A reader asked:
I’m thinking about an IVA. I’ve got 8k of credit card debt and overdrafts but I owe a lot of income tax and VAT. Probably a lot over 20k but I haven’t filled out any tax returns for years. Do I have to get the exact tax owed when applying for an IVA? I don’t think I can cope with all that.
I was self employed but I now have a job, not well paid. I’m now living with my parents and don’t even own a car, so should I just go bankrupt instead?
Would an IVA be approved?
An IVA firm will want the debts listed on the proposal to be as accurate as possible. That applies to all debts, but there are some important extra points when HMRC is a creditor
Before an IVA starts, it has to be approved by 75% of your creditors by value who vote on the IVA. If you think of all your creditors having one vote for every pound you owe them, then three-quarters of the votes cast have to be to accept your IVA proposal.
Because the reader owes so much to HMRC, they may well have a veto on his IVA proposal. HMRC is very likely to vote against any IVA proposal if there are any outstanding returns. So if the reader wants an IVA he has to submit his previous years’ tax returns beforehand.
Even if the tax returns are up to date so the figures in the IVA proposal are accurate, HMRC may still vote against it. An IVA firm should be able to say from their experience if HMRC is likely to accept the amount being offered. Sometimes HMRC will insist on the IVA being extended to six years, not five.
If HMRC is likely to object the reader may decide it’s not worth taking months to get his tax affairs in order only for the IVA to be rejected. It may be better (simpler, quicker) to go for bankruptcy.
Do the missing tax returns matter in bankruptcy?
If the reader decides to go for bankruptcy, then the bankruptcy application can go in without accurate numbers – this won’t stop the bankruptcy being approved. Even if a debt is missed off a bankruptcy application, it is still included in the bankruptcy.
The only problem for bankruptcy is that the Official Receiver may decide that the reader should get a Bankruptcy Restriction Order (BROs) because he has neglected his business, causing his tax debts to increase. This following type of wording is quite common on BROs:
Mr X failed to submit self assessment income tax returns on time between [date] and [date]. No payments were made by Mr X in respect of self assessment. HMRC are Mr X’s principal creditor and have submitted a claim in the bankruptcy of £n, which has materially contributed to his insolvency.

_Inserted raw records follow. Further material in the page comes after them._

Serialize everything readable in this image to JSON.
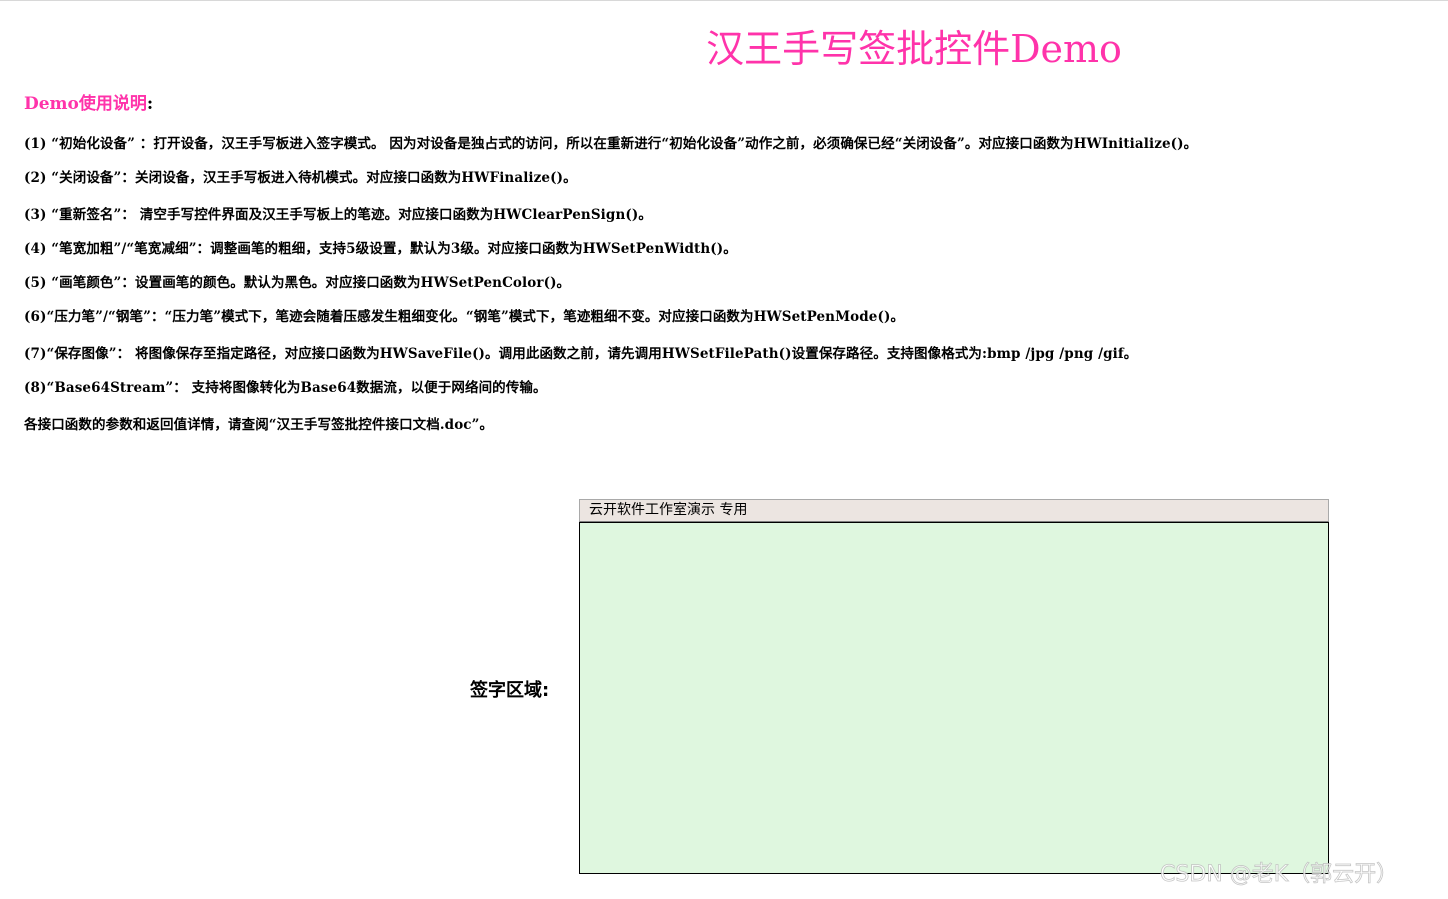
{
  "page": {
    "title": "汉王手写签批控件Demo"
  },
  "usage": {
    "heading": "Demo使用说明",
    "heading_colon": ":",
    "items": [
      "(1) “初始化设备” ：打开设备，汉王手写板进入签字模式。 因为对设备是独占式的访问，所以在重新进行“初始化设备”动作之前，必须确保已经“关闭设备”。对应接口函数为HWInitialize()。",
      "(2) “关闭设备”：关闭设备，汉王手写板进入待机模式。对应接口函数为HWFinalize()。",
      "(3) “重新签名”： 清空手写控件界面及汉王手写板上的笔迹。对应接口函数为HWClearPenSign()。",
      "(4) “笔宽加粗”/“笔宽减细”：调整画笔的粗细，支持5级设置，默认为3级。对应接口函数为HWSetPenWidth()。",
      "(5) “画笔颜色”：设置画笔的颜色。默认为黑色。对应接口函数为HWSetPenColor()。",
      "(6)“压力笔”/“钢笔”：“压力笔”模式下，笔迹会随着压感发生粗细变化。“钢笔”模式下，笔迹粗细不变。对应接口函数为HWSetPenMode()。",
      "(7)“保存图像”： 将图像保存至指定路径，对应接口函数为HWSaveFile()。调用此函数之前，请先调用HWSetFilePath()设置保存路径。支持图像格式为:bmp /jpg /png /gif。",
      "(8)“Base64Stream”： 支持将图像转化为Base64数据流，以便于网络间的传输。",
      "各接口函数的参数和返回值详情，请查阅“汉王手写签批控件接口文档.doc”。"
    ]
  },
  "signature": {
    "label": "签字区域:",
    "control_caption": "云开软件工作室演示  专用"
  },
  "watermark": {
    "text": "CSDN @老K（郭云开）"
  },
  "colors": {
    "title": "#ff33aa",
    "canvas_bg": "#dff7df",
    "caption_bg": "#ece5e1"
  }
}
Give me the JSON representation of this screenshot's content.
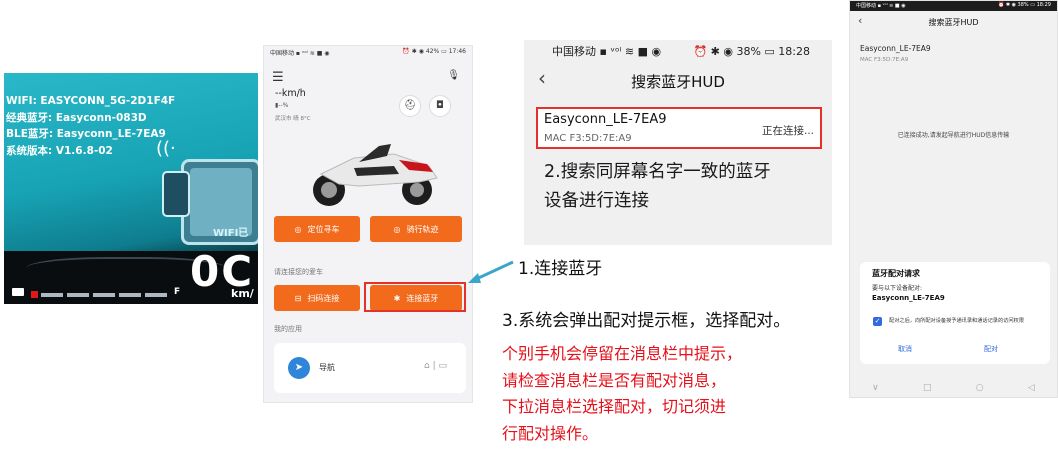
{
  "hud": {
    "wifi": "WIFI: EASYCONN_5G-2D1F4F",
    "classic_bt": "经典蓝牙: Easyconn-083D",
    "ble": "BLE蓝牙: Easyconn_LE-7EA9",
    "version": "系统版本: V1.6.8-02",
    "wifi_short": "WIFI已",
    "speed": "0C",
    "unit": "km/",
    "fuel_mark": "F"
  },
  "app": {
    "status_left": "中国移动 ▪ ᵛᵒˡ ≋ ■ ◉",
    "status_right": "⏰ ✱ ◉ 42% ▭ 17:46",
    "speed": "--km/h",
    "battery": "▮--%",
    "weather": "武汉市 晴 8°C",
    "btn_locate": "定位寻车",
    "btn_track": "骑行轨迹",
    "section_car": "请连接您的爱车",
    "btn_scan": "扫码连接",
    "btn_bt": "连接蓝牙",
    "section_apps": "我的应用",
    "nav_label": "导航"
  },
  "search": {
    "status_left": "中国移动 ▪ ᵛᵒˡ ≋ ■ ◉",
    "status_right": "⏰ ✱ ◉ 38% ▭ 18:28",
    "title": "搜索蓝牙HUD",
    "device": "Easyconn_LE-7EA9",
    "mac": "MAC F3:5D:7E:A9",
    "state": "正在连接...",
    "step2_line1": "2.搜索同屏幕名字一致的蓝牙",
    "step2_line2": "设备进行连接"
  },
  "pair": {
    "status_left": "中国移动 ▪ ᵛᵒˡ ≋ ■ ◉",
    "status_right": "⏰ ✱ ◉ 38% ▭ 18:29",
    "title": "搜索蓝牙HUD",
    "device": "Easyconn_LE-7EA9",
    "mac": "MAC F3:5D:7E:A9",
    "done_text": "已连接成功,请发起导航进行HUD信息传输",
    "dialog_title": "蓝牙配对请求",
    "dialog_sub": "要与以下设备配对:",
    "dialog_name": "Easyconn_LE-7EA9",
    "dialog_note": "配对之后，向所配对设备授予通讯录和通话记录的访问权限",
    "cancel": "取消",
    "confirm": "配对"
  },
  "captions": {
    "step1": "1.连接蓝牙",
    "step3": "3.系统会弹出配对提示框，选择配对。",
    "note1": "个别手机会停留在消息栏中提示，",
    "note2": "请检查消息栏是否有配对消息，",
    "note3": "下拉消息栏选择配对，切记须进",
    "note4": "行配对操作。"
  },
  "colors": {
    "accent_orange": "#f26b1d",
    "highlight_red": "#e4322b",
    "note_red": "#e5101a",
    "arrow_blue": "#3aa6c9"
  }
}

If the reader completed his tax returns before going bankrupt, that may reduce the likelihood of a BRO, but it would still be a possibility as the returns were late and he still wouldn’t have made any payments to them.
As the reader is not now self-employed, he may not care about a BRO because it will make little difference to him, see the restrictions involved in a BRO for details. A BRO will not increase the time he has to make monthly payments if he is one of the few people that has to pay an IPA (only 17.5% people did in 2017).

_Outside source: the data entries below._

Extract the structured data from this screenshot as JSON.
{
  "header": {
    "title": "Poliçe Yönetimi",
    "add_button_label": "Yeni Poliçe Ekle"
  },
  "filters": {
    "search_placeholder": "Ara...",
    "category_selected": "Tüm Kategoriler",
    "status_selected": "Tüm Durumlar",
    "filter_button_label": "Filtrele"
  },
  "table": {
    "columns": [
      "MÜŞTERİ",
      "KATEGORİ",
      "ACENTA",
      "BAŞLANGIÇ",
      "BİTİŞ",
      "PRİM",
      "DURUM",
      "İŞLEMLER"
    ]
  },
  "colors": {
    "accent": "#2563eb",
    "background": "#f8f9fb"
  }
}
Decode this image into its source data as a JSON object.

So IVA or bankruptcy?
Nothing the reader said suggests that an IVA is a better idea, but it’s always worth discussing the decision to go bankrupt in detail with an expert. For people with tax debts from self-employment, a good choice is to talk to Business Debtline to look at the possible options.
What if your business was still going?

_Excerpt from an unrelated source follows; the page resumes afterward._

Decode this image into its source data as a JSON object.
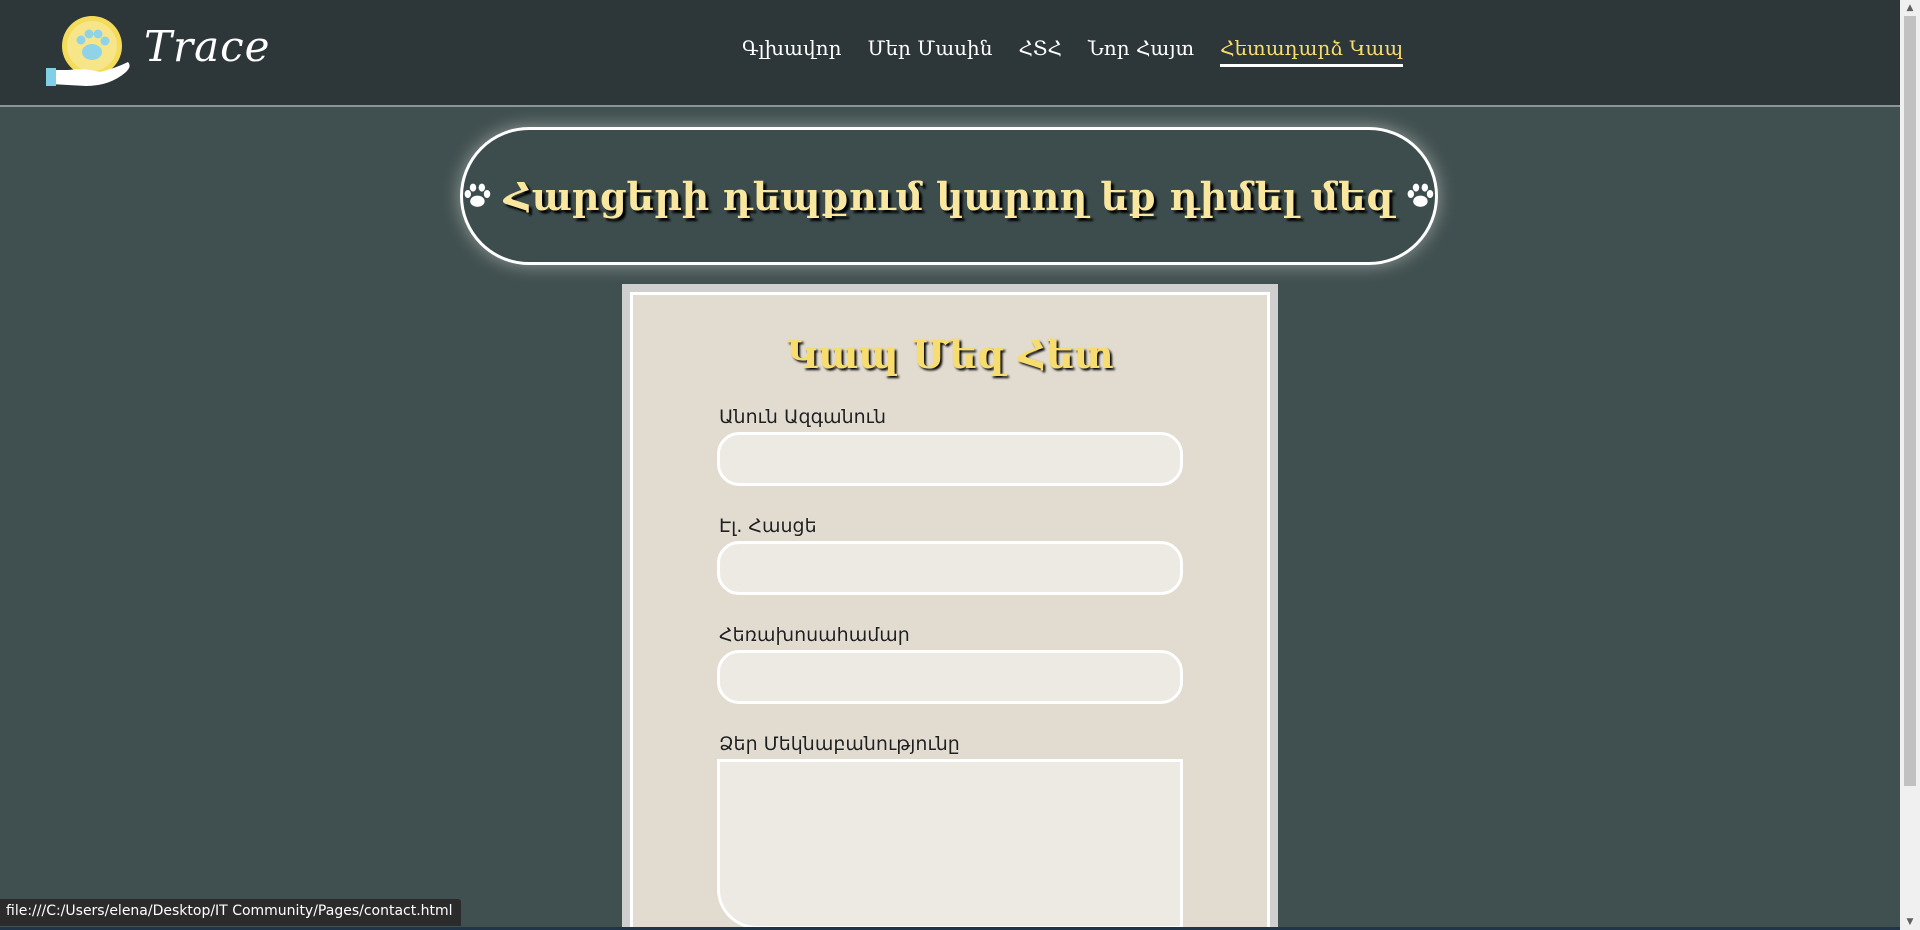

If you want to carry on with your business, your situation would be very different from the reader’s case This can change the decision between an IVA and bankruptcy, depending on things like whether your business may need any credit.
Here you have to get those back tax returns done and start keeping on top of the accounts from here on, whatever you decide to do about the debts. LITRG has some good pages on tax for the self-employed.
Of course the business has to be profitable when you are paying the correct taxes… If you are collecting VAT from your customers but not paying it to HMRC, it may look at first sight as though your business is doing well but it isn’t.